Manage your Energy and Time with Strategic Rest


By: Sonya Henry, Associate Director of Well-Being Programs, Center for the Advancement of Well-Being (CWB)

Photo by Pixabay: blur-close-up-coffee-coffee-cup

It’s been several weeks since spring break and we’re in the home stretch of the semester. In mid-March, I recall asking students and colleagues “Did you enjoy spring break?”, “Do you feel recharged?”, “What did you do to take care of yourself during that week?” While I received a variety of answers, most people shared that they relaxed or slept in and ultimately felt about the same several days after returning from the break. Hearing that the joy of a weeklong break dissipated within a few days disheartened me; however, I wasn’t completely surprised. This reminded me of the importance of rest, but also that we should be critical, creative, and strategic about the types of rest 1 we give ourselves. 


I know this to be true because I had these very same feelings in January after returning from the long and lovely holiday break. After a few days back into my normal routine, I no longer felt relaxed and recharged. This was both surprising and confusing to me. After a little research, I took the Rest Quiz 2 based on the book, Sacred Rest by Dr. Saundra Dalton-Smith. I realized that I needed to do things a little differently in order to get the proper rest that I needed. 


When most of us hear the word rest, we typically think of its physical aspects. While sleep (naps included 3) is absolutely paramount to our health, there are indeed other important types of rest we must engage in to support our holistic well-being. According to Dalton-Smith, there are 7 distinct types of rest that we need in order to recharge and maximize our time and energy. Take the quiz 4 to see which types of rest you can focus on to better manage your life. 
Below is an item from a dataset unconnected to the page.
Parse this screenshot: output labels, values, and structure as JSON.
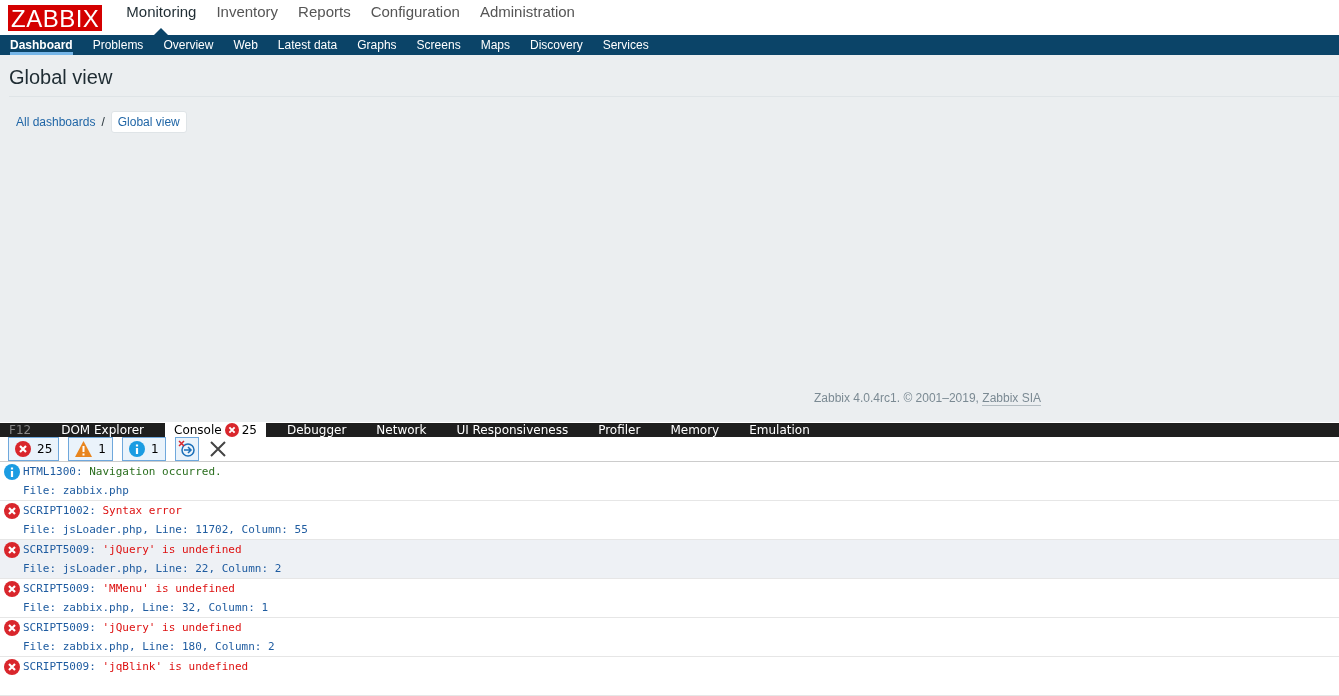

The 7 types of rest according to Dr. Dalton-Smith 5 are: 


  • Physical: The chance to use the body in restorative ways to decrease muscle tension, reduce headaches, and promote higher quality sleep. 
  • Mental: The ability to quiet cerebral chatter and focus on things that matter. 
  • Spiritual: The capacity to experience God in all things and recline in the knowledge of the Holy. 
  • Emotional: The freedom to authentically express feelings and eliminate people-pleasing behaviors. 
  • Social: The wisdom to recognize relationships that revive from ones that exhaust and how to limit exposure to toxic people. 
  • Sensory: The opportunity to downgrade the endless onslaught of sensory input received from electronics, fragrances, and background noise. 
  • Creative: The experience of allowing beauty to inspire awe and liberate wonder.  


While these definitions are great to learn about, below are a few tips for graduate students to improve your time and energy management based on each type of rest. I encourage you to discover your own unique rest practices as well! 


  • Physical:  
  • Develop a strong self-care routine that includes a healthy, balanced diet, regular exercise, and adequate daily sleep.  
  • If you notice additional tension in your body, be sure to stretch often and/or schedule a massage as a special treat. 
  • Mental:  
  • Schedule adequate breaks while studying and completing assignments. If you have a very long to-do list (which I’m sure you do), block similar tasks into chunks and switch the types of tasks you do in between. For example, if you dedicate 2 hours to writing, do chores around the house or run errands as a break before starting another two-hour chunk of reading or responding to emails, etc. These changes will allow your mind to rest while checking off items on your list. 
  • Social:  
  • Pay attention to your energy after engaging with family, friends, professors, and classmates. Try to spend more time with people that uplift you and add positive energy to your life.  
  • Reduce (if and when possible) interactions with people who drain you and literally suck the life/energy away from you! 
  • Sensory:  
  • Take a break from Zoom, your cell phone, TV, and other tech devices. This could be at a specific time each day, for a specific amount of time or even a full day. Choose what works best for you, but try to disconnect to reduce external stimuli. 
  • Develop a mindfulness practice by attending a Mindful Mason Moment or Koru Session 6 offered by the Center for the Advancement of Well-Being. 
  • Creative:  
  • Take time to engage in a creative hobby for its own sake7  
  • Change your surroundings and scenery for a boost of novelty and inspiration.  
  • Engage with art by visiting a museum or attending an open mic night or concert. 
  • Spiritual:  
  • Spend time in nature and marvel at the various types of creation on the planet.  
  • If you belong to a faith-based organization, attend a service and connect with others in your community.   
  • Emotional:  
  • Pay attention to your mood and emotions. If you notice a persistent change, seek help. 
  • GMU offers excellent mental and emotional health resources such as TimelyCare 8 and CAPS 9


Most people take up studies in graduate school to improve their potential for professional success. The ability to manage your time and energy is a trait that many successful professionals possess 10. I know you’re busy juggling multiple competing priorities as a Mason graduate student. As you strive to seek a balance with everything you have on your plate, please remember to rest and do so regularly and strategically. After all, if you want to be and do your best, you must rest (just make sure it’s the right type)! 


  3. “Grads, Give Yourself Permission to Nap,” Mason Grad Insider Blog, accessed September 1, 2020 
  4. Ibid.